Requirement
All of the records are to be reproduced exactly.

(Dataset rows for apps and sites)
::::

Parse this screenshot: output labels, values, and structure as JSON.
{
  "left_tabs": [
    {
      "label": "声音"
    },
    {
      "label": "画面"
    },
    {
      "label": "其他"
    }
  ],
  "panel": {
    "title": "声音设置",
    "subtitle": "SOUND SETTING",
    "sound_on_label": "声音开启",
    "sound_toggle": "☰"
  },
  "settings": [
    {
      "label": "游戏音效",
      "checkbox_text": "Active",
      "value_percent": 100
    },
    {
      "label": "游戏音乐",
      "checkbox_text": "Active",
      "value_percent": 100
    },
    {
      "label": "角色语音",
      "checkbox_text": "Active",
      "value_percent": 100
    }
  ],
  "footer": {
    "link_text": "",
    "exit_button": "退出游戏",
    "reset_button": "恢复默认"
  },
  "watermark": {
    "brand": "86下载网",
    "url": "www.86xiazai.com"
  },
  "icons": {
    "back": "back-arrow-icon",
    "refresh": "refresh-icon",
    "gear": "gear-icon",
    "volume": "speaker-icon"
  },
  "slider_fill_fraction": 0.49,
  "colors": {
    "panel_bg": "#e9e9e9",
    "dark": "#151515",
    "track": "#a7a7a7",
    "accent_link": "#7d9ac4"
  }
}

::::

Output for this task
Parse this screenshot: output labels, values, and structure as JSON.
{
  "left_tabs": [
    {
      "label": "声音"
    },
    {
      "label": "画面"
    },
    {
      "label": "其他"
    }
  ],
  "panel": {
    "title": "声音设置",
    "subtitle": "SOUND SETTING",
    "sound_on_label": "声音开启",
    "sound_toggle": "☰"
  },
  "settings": [
    {
      "label": "游戏音效",
      "checkbox_text": "Active",
      "value_percent": 100
    },
    {
      "label": "游戏音乐",
      "checkbox_text": "Active",
      "value_percent": 100
    },
    {
      "label": "角色语音",
      "checkbox_text": "Active",
      "value_percent": 100
    }
  ],
  "footer": {
    "link_text": "",
    "exit_button": "退出游戏",
    "reset_button": "恢复默认"
  },
  "watermark": {
    "brand": "86下载网",
    "url": "www.86xiazai.com"
  },
  "icons": {
    "back": "back-arrow-icon",
    "refresh": "refresh-icon",
    "gear": "gear-icon",
    "volume": "speaker-icon"
  },
  "slider_fill_fraction": 0.49,
  "colors": {
    "panel_bg": "#e9e9e9",
    "dark": "#151515",
    "track": "#a7a7a7",
    "accent_link": "#7d9ac4"
  }
}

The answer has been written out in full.